We walked a little further, leaving Cesars palace, and then we struck pay dirt! Suillus granulatus, pronounced Sweelus gran you lat us, known in English as weeping bolete.

Mushrooming sites are very disdainful of this mushroom, claiming it to be "nothing special", but you know what? Its my first wild mushroom, I don't need it to be out of this world or truffle tasting, just free and mushroom tasting is enough for me. I especially like the fact that its very easy to identify, enough that if you follow my instructions here, to the letter, I wouldn't feel guilty telling you to be on the lookout for this mushroom. So long as you look for all the signs I mention here, the mushroom you find will be edible.


So firstly you have to look under pine trees. These only grow under pine.

Secondly, the cap will be sticky and wet. Peel off the sticky part at the top of the cap, because eating it can give you a stomach upset.


Thirdly, the underside of the cap has no gills- it is porous and looks like a sponge.


Fourth, the stem has reddish, brownish splotches/dots on it.


Fifth, if you break apart the stem, you'll see yellow on the inside. This mushroom stains yellow.

Now if you want to ask me how it tastes, I can't tell you yet- I'm trying it out tomorrow in risotto. Its a wetter mushroom, so lends itself better to soups and risotto than frying, according to Lea.

The question is- those mushrooms there- were they purposely left by Cesar? Or did we just manage to find them first? Who knows? Who cares!

While we were looking for the mushrooms, Lea showed us some wild thyme, which I plan on putting in the risotto.


We also saw wild savory and wild sage.

And then Lea had to head back.

On the way back, I pointed out some eryngo to Lea and showed her how to identify it at its young stage. It's mildly bitter with a slight carrot taste. I like it especially with tomatoes.


On my way home, and once I got home, I did a little more foraging. I picked henbit/dead nettle, a whole bunch of real nettle, milk thistle, pink sorrel, some of the wood sorrel, wild mustard, some type of mallow, sow thistle, wild fennel, and black nightshade to serve tomorrow.

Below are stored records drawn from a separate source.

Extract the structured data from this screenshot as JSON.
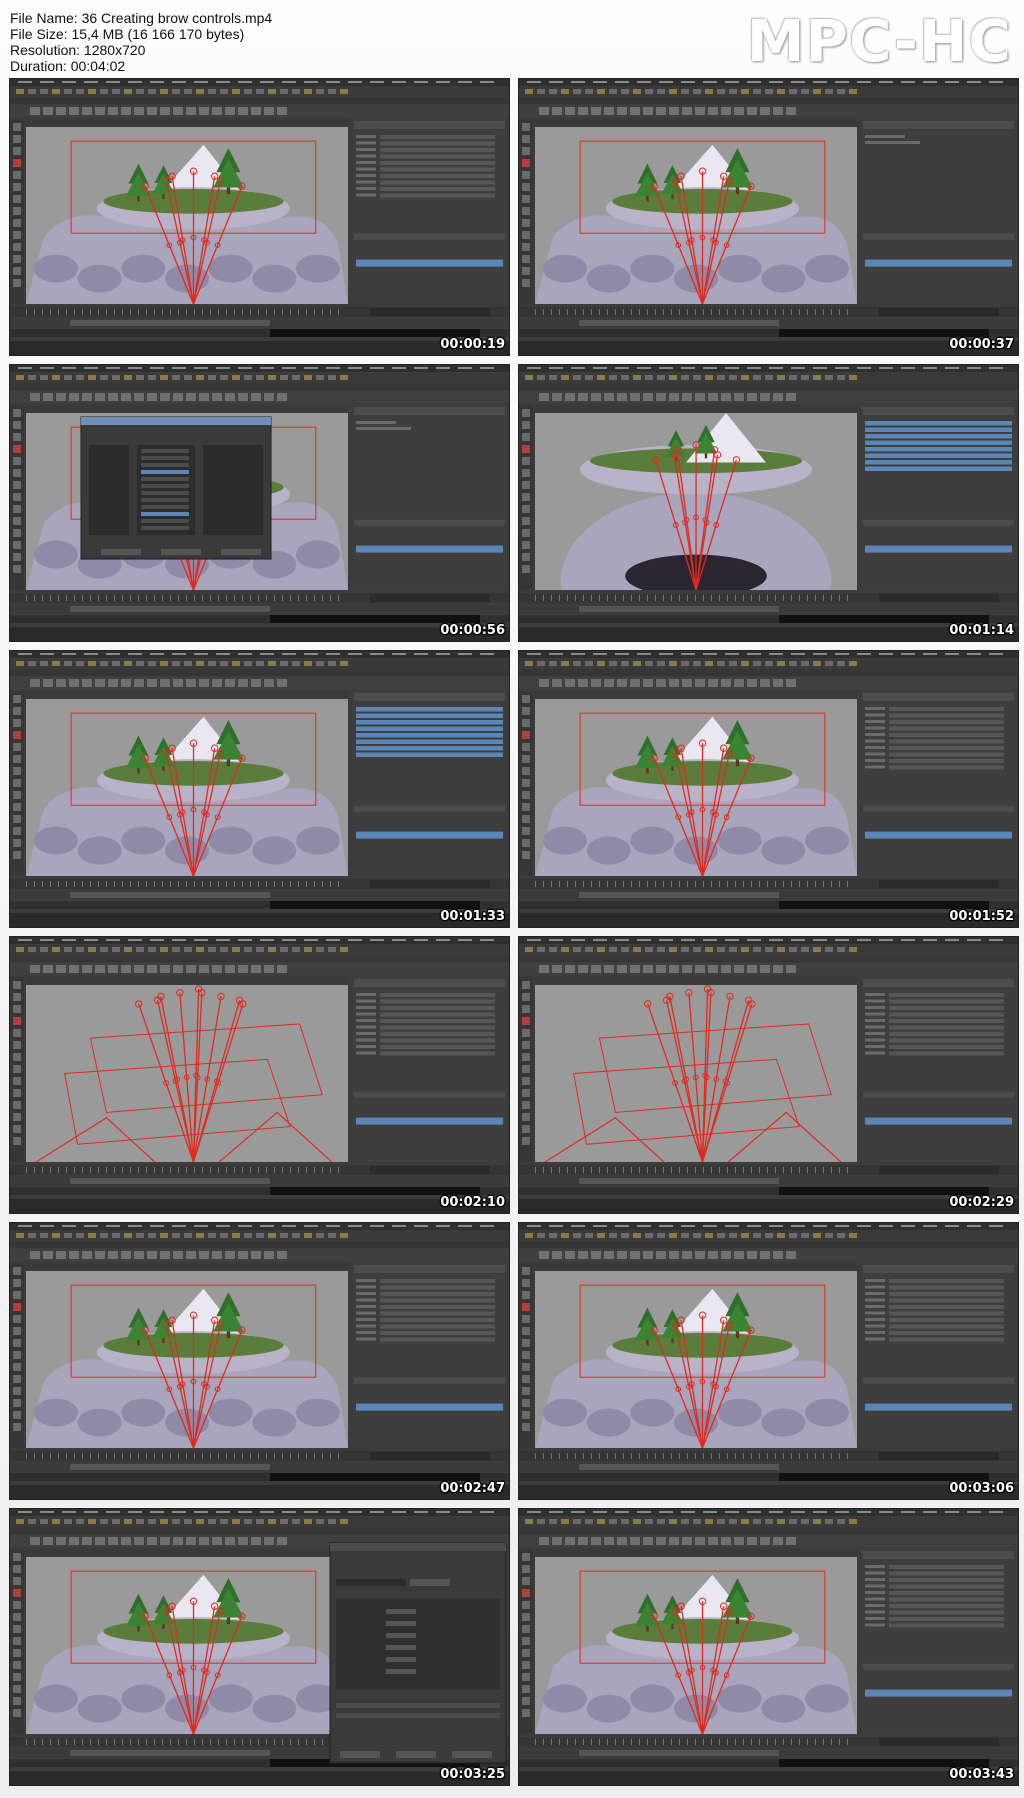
{
  "file_info": {
    "name_line": "File Name: 36 Creating brow controls.mp4",
    "size_line": "File Size: 15,4 MB (16 166 170 bytes)",
    "resolution_line": "Resolution: 1280x720",
    "duration_line": "Duration: 00:04:02"
  },
  "logo": "MPC-HC",
  "colors": {
    "ui_dark": "#3c3c3c",
    "viewport": "#9a9a9a",
    "rig_red": "#e02a1e",
    "highlight_blue": "#5b86b8",
    "rock": "#a9a5bd"
  },
  "thumbnails": [
    {
      "time": "00:00:19",
      "scene": "island",
      "panel": "list",
      "dialog": "none"
    },
    {
      "time": "00:00:37",
      "scene": "island",
      "panel": "empty",
      "dialog": "none"
    },
    {
      "time": "00:00:56",
      "scene": "island",
      "panel": "empty",
      "dialog": "connection"
    },
    {
      "time": "00:01:14",
      "scene": "closeup",
      "panel": "blue",
      "dialog": "none"
    },
    {
      "time": "00:01:33",
      "scene": "island",
      "panel": "blue",
      "dialog": "none"
    },
    {
      "time": "00:01:52",
      "scene": "island",
      "panel": "list",
      "dialog": "none"
    },
    {
      "time": "00:02:10",
      "scene": "wire",
      "panel": "list",
      "dialog": "none"
    },
    {
      "time": "00:02:29",
      "scene": "wire",
      "panel": "list",
      "dialog": "none"
    },
    {
      "time": "00:02:47",
      "scene": "island",
      "panel": "list",
      "dialog": "none"
    },
    {
      "time": "00:03:06",
      "scene": "island",
      "panel": "list",
      "dialog": "none"
    },
    {
      "time": "00:03:25",
      "scene": "island",
      "panel": "empty",
      "dialog": "editor"
    },
    {
      "time": "00:03:43",
      "scene": "island",
      "panel": "list",
      "dialog": "none"
    }
  ]
}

The planned meal will be a salad with the pennywort, eryngo, deadnettle, milk thistle, sow thistle, wild mustard, wood sorrel, pink sorrel, and black nightshade berries, with an olive oil, sumac juice, and garlic dressing. I'll be serving that with thyme and savory wild mushroom risotto, along with some creamed nettle with coconut milk. I already served the fennel with pasta and meat tonight.

It was great fun to meet Lea and to learn foraging stuff from the "masters", as well as being able to teach the "masters" some stuff.
I can't wait for my delicious meal tomorrow!

Have you ever foraged mushrooms? What type? Are you in competition with anyone?
Do you have a foraging buddy? What types of stuff do you forage together?
Have you ever foraged or seen any of the stuff on my list? Which is your favorite?

Penniless Parenting

Mommy, wife, writer, baker, chef, crafter, sewer, teacher, babysitter, cleaning lady, penny pincher, frugal gal


Thank you for leaving a comment on your blog. Comments are moderated- please be patient to allow time for them to go through. Opposing opinions are permitted, discussion and disagreements are encouraged, but nasty comments for the sole purpose of being nasty without constructive criticisms will be deleted.
Just a note- I take my privacy seriously, and comments giving away my location or religion are automatically deleted too.

  1. I go foraging with my parents for mushrooms as they've done so all their lives and are 66 and 70 now. However, I'm not comfortable doing it myself as I don't go with them often (they live in another state). I'd love to learn more about local foraging though. Is there a site that lists more information about foraging here in the US or any other resources you may know about? Thank you!

Previous Post Next Post